Data to process —
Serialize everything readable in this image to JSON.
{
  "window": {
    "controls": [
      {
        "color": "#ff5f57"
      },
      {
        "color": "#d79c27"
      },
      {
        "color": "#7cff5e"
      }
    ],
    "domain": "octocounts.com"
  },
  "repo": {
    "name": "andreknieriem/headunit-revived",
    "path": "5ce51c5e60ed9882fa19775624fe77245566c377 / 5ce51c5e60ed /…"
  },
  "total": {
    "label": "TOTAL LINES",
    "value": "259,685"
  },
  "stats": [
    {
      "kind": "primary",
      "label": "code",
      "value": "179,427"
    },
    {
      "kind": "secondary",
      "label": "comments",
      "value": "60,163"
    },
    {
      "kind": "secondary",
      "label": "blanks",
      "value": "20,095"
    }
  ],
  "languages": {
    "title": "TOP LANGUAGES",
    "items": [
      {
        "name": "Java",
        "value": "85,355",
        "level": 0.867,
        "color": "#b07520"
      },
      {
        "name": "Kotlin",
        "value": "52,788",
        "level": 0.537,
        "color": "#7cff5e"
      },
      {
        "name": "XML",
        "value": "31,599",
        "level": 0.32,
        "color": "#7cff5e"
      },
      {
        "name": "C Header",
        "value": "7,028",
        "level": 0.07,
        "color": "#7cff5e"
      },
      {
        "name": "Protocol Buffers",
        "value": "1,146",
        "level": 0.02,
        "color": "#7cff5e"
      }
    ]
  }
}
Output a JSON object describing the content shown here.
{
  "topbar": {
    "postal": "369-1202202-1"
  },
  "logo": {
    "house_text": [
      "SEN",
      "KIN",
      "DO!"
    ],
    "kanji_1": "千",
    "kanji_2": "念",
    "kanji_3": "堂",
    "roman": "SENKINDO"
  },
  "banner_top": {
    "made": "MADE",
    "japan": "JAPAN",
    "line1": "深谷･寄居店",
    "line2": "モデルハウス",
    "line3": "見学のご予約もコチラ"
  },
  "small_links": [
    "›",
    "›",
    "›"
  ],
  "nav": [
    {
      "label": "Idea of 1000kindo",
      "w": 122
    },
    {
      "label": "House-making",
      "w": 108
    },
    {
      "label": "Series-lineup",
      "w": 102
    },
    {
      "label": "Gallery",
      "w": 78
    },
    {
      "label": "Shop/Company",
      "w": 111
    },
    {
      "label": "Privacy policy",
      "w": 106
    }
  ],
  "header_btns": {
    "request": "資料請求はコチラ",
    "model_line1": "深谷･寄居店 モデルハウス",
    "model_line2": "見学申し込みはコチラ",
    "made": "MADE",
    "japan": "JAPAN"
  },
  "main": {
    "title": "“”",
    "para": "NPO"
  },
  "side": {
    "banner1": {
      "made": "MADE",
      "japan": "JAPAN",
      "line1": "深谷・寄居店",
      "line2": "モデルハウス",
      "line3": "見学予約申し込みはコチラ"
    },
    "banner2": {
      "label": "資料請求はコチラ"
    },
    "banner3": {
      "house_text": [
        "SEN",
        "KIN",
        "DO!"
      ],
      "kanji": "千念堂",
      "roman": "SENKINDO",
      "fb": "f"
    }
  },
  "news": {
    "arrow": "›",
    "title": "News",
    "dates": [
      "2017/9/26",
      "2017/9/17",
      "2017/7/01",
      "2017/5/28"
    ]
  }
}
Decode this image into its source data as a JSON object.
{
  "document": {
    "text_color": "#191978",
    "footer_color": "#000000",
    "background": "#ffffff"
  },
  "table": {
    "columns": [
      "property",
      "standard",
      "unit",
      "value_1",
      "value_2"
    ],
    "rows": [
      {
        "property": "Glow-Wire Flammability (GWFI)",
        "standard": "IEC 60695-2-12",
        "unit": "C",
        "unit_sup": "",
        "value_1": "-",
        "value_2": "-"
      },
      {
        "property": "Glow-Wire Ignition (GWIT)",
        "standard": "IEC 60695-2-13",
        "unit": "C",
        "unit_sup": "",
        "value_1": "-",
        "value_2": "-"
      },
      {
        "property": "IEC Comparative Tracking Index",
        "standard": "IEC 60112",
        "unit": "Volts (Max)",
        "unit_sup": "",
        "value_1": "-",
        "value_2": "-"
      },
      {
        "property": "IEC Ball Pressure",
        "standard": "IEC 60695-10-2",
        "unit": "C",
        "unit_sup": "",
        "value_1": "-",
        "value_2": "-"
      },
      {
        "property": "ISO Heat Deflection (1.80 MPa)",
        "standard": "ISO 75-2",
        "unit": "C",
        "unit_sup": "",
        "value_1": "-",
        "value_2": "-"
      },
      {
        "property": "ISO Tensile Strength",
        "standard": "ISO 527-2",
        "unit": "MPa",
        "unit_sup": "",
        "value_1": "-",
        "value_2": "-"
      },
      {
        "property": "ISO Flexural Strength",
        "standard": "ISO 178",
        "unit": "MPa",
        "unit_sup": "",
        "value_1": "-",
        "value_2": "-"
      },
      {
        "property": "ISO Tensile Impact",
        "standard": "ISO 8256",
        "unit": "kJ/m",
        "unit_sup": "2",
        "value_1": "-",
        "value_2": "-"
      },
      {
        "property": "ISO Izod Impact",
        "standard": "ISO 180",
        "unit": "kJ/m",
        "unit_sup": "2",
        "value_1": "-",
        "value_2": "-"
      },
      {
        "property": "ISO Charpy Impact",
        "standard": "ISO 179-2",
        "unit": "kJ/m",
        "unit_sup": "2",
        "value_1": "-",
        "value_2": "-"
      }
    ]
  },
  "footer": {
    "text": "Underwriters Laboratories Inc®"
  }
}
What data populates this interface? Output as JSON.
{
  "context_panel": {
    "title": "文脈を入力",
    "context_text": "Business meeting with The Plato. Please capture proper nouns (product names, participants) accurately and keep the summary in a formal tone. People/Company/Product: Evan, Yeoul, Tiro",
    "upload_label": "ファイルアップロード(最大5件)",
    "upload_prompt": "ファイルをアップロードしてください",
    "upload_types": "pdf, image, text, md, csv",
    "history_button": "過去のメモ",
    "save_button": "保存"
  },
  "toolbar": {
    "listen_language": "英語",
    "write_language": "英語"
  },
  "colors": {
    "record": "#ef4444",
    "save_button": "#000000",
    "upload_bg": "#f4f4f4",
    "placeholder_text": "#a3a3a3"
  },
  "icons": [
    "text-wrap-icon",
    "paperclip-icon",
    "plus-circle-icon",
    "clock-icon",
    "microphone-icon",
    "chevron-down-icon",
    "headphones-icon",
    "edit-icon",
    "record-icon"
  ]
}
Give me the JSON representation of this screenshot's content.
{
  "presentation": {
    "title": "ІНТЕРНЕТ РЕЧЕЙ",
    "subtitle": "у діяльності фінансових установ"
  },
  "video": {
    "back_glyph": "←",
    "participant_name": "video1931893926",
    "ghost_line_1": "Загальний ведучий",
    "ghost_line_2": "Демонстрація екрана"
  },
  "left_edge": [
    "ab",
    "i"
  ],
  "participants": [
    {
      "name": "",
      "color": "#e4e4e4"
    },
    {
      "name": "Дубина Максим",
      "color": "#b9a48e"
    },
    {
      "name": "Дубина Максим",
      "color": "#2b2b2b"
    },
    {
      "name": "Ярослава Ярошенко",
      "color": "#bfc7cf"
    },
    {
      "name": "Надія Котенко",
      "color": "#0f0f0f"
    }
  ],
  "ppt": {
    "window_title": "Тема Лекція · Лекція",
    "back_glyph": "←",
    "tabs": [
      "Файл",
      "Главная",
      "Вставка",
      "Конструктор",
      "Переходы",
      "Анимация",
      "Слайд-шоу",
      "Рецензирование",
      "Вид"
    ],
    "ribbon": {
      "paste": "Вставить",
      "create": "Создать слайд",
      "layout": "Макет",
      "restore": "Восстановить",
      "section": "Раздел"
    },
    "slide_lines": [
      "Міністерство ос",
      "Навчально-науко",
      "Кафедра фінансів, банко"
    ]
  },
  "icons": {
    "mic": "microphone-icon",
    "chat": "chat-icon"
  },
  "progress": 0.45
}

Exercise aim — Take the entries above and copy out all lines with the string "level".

Written answer —
        "level": 0.867,
        "level": 0.537,
        "level": 0.32,
        "level": 0.07,
        "level": 0.02,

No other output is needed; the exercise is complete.